** Opening DATASET ENTRIES block **
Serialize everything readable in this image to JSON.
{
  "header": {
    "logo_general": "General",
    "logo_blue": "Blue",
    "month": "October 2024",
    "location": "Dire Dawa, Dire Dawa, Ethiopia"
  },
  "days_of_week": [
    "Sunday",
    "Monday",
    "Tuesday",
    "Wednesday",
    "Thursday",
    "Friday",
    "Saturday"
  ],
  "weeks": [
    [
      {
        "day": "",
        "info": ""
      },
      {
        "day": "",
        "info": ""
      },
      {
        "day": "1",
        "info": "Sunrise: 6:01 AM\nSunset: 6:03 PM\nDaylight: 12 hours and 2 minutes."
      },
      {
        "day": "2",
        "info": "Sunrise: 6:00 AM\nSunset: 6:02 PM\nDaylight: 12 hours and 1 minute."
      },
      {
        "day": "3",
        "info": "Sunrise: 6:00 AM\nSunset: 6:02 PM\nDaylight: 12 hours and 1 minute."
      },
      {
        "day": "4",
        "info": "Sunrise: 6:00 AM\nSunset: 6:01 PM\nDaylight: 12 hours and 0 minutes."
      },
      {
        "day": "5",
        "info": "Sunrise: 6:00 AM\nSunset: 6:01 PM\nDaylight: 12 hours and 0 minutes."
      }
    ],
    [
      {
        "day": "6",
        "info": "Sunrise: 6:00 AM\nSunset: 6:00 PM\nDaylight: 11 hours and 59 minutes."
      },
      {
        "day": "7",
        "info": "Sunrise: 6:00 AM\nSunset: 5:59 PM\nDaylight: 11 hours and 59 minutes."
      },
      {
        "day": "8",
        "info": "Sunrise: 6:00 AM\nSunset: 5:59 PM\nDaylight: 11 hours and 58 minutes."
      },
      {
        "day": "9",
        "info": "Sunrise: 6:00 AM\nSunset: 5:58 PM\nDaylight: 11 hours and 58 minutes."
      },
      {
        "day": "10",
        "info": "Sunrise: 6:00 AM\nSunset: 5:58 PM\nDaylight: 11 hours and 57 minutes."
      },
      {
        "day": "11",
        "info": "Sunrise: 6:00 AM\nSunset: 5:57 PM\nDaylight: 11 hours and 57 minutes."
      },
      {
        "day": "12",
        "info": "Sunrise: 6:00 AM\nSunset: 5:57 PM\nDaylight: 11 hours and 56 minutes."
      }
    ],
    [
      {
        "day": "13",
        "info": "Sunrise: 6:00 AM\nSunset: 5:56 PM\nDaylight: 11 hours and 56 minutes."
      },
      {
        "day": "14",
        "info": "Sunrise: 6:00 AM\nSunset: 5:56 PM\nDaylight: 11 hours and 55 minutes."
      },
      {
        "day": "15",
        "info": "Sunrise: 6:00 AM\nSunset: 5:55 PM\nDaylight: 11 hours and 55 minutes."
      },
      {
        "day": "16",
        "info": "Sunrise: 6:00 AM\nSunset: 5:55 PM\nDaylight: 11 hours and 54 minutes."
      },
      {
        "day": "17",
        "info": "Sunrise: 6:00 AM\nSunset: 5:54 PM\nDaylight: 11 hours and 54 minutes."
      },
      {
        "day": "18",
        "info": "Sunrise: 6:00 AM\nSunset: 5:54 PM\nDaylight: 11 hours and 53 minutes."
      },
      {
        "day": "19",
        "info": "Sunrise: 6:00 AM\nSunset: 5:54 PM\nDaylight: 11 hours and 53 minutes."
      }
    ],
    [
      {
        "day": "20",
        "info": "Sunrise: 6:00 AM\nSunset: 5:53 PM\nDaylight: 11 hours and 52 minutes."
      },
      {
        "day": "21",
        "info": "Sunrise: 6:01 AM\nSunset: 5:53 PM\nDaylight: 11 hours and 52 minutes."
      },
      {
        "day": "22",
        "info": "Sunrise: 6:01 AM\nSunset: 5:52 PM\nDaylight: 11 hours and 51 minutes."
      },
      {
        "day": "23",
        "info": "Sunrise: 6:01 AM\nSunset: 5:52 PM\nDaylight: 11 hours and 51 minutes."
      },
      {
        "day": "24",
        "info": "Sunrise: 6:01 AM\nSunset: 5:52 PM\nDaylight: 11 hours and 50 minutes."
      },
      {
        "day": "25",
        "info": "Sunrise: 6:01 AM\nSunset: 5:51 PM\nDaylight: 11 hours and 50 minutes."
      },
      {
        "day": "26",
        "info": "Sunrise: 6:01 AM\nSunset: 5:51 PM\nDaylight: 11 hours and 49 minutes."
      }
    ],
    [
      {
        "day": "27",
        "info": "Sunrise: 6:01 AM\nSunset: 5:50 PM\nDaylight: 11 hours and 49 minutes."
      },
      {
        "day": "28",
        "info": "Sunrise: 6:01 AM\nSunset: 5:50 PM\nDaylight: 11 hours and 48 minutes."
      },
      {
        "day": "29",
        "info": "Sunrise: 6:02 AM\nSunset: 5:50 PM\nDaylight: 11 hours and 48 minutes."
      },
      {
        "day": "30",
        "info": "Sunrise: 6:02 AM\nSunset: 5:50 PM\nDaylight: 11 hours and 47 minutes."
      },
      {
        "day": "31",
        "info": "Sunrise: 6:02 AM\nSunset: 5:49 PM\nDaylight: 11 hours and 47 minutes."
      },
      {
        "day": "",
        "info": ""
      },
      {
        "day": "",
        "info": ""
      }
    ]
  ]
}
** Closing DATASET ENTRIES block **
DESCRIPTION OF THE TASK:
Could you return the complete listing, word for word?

EXERCISE OUTPUT:
Serialize everything readable in this image to JSON.
{
  "header": {
    "logo_general": "General",
    "logo_blue": "Blue",
    "month": "October 2024",
    "location": "Dire Dawa, Dire Dawa, Ethiopia"
  },
  "days_of_week": [
    "Sunday",
    "Monday",
    "Tuesday",
    "Wednesday",
    "Thursday",
    "Friday",
    "Saturday"
  ],
  "weeks": [
    [
      {
        "day": "",
        "info": ""
      },
      {
        "day": "",
        "info": ""
      },
      {
        "day": "1",
        "info": "Sunrise: 6:01 AM\nSunset: 6:03 PM\nDaylight: 12 hours and 2 minutes."
      },
      {
        "day": "2",
        "info": "Sunrise: 6:00 AM\nSunset: 6:02 PM\nDaylight: 12 hours and 1 minute."
      },
      {
        "day": "3",
        "info": "Sunrise: 6:00 AM\nSunset: 6:02 PM\nDaylight: 12 hours and 1 minute."
      },
      {
        "day": "4",
        "info": "Sunrise: 6:00 AM\nSunset: 6:01 PM\nDaylight: 12 hours and 0 minutes."
      },
      {
        "day": "5",
        "info": "Sunrise: 6:00 AM\nSunset: 6:01 PM\nDaylight: 12 hours and 0 minutes."
      }
    ],
    [
      {
        "day": "6",
        "info": "Sunrise: 6:00 AM\nSunset: 6:00 PM\nDaylight: 11 hours and 59 minutes."
      },
      {
        "day": "7",
        "info": "Sunrise: 6:00 AM\nSunset: 5:59 PM\nDaylight: 11 hours and 59 minutes."
      },
      {
        "day": "8",
        "info": "Sunrise: 6:00 AM\nSunset: 5:59 PM\nDaylight: 11 hours and 58 minutes."
      },
      {
        "day": "9",
        "info": "Sunrise: 6:00 AM\nSunset: 5:58 PM\nDaylight: 11 hours and 58 minutes."
      },
      {
        "day": "10",
        "info": "Sunrise: 6:00 AM\nSunset: 5:58 PM\nDaylight: 11 hours and 57 minutes."
      },
      {
        "day": "11",
        "info": "Sunrise: 6:00 AM\nSunset: 5:57 PM\nDaylight: 11 hours and 57 minutes."
      },
      {
        "day": "12",
        "info": "Sunrise: 6:00 AM\nSunset: 5:57 PM\nDaylight: 11 hours and 56 minutes."
      }
    ],
    [
      {
        "day": "13",
        "info": "Sunrise: 6:00 AM\nSunset: 5:56 PM\nDaylight: 11 hours and 56 minutes."
      },
      {
        "day": "14",
        "info": "Sunrise: 6:00 AM\nSunset: 5:56 PM\nDaylight: 11 hours and 55 minutes."
      },
      {
        "day": "15",
        "info": "Sunrise: 6:00 AM\nSunset: 5:55 PM\nDaylight: 11 hours and 55 minutes."
      },
      {
        "day": "16",
        "info": "Sunrise: 6:00 AM\nSunset: 5:55 PM\nDaylight: 11 hours and 54 minutes."
      },
      {
        "day": "17",
        "info": "Sunrise: 6:00 AM\nSunset: 5:54 PM\nDaylight: 11 hours and 54 minutes."
      },
      {
        "day": "18",
        "info": "Sunrise: 6:00 AM\nSunset: 5:54 PM\nDaylight: 11 hours and 53 minutes."
      },
      {
        "day": "19",
        "info": "Sunrise: 6:00 AM\nSunset: 5:54 PM\nDaylight: 11 hours and 53 minutes."
      }
    ],
    [
      {
        "day": "20",
        "info": "Sunrise: 6:00 AM\nSunset: 5:53 PM\nDaylight: 11 hours and 52 minutes."
      },
      {
        "day": "21",
        "info": "Sunrise: 6:01 AM\nSunset: 5:53 PM\nDaylight: 11 hours and 52 minutes."
      },
      {
        "day": "22",
        "info": "Sunrise: 6:01 AM\nSunset: 5:52 PM\nDaylight: 11 hours and 51 minutes."
      },
      {
        "day": "23",
        "info": "Sunrise: 6:01 AM\nSunset: 5:52 PM\nDaylight: 11 hours and 51 minutes."
      },
      {
        "day": "24",
        "info": "Sunrise: 6:01 AM\nSunset: 5:52 PM\nDaylight: 11 hours and 50 minutes."
      },
      {
        "day": "25",
        "info": "Sunrise: 6:01 AM\nSunset: 5:51 PM\nDaylight: 11 hours and 50 minutes."
      },
      {
        "day": "26",
        "info": "Sunrise: 6:01 AM\nSunset: 5:51 PM\nDaylight: 11 hours and 49 minutes."
      }
    ],
    [
      {
        "day": "27",
        "info": "Sunrise: 6:01 AM\nSunset: 5:50 PM\nDaylight: 11 hours and 49 minutes."
      },
      {
        "day": "28",
        "info": "Sunrise: 6:01 AM\nSunset: 5:50 PM\nDaylight: 11 hours and 48 minutes."
      },
      {
        "day": "29",
        "info": "Sunrise: 6:02 AM\nSunset: 5:50 PM\nDaylight: 11 hours and 48 minutes."
      },
      {
        "day": "30",
        "info": "Sunrise: 6:02 AM\nSunset: 5:50 PM\nDaylight: 11 hours and 47 minutes."
      },
      {
        "day": "31",
        "info": "Sunrise: 6:02 AM\nSunset: 5:49 PM\nDaylight: 11 hours and 47 minutes."
      },
      {
        "day": "",
        "info": ""
      },
      {
        "day": "",
        "info": ""
      }
    ]
  ]
}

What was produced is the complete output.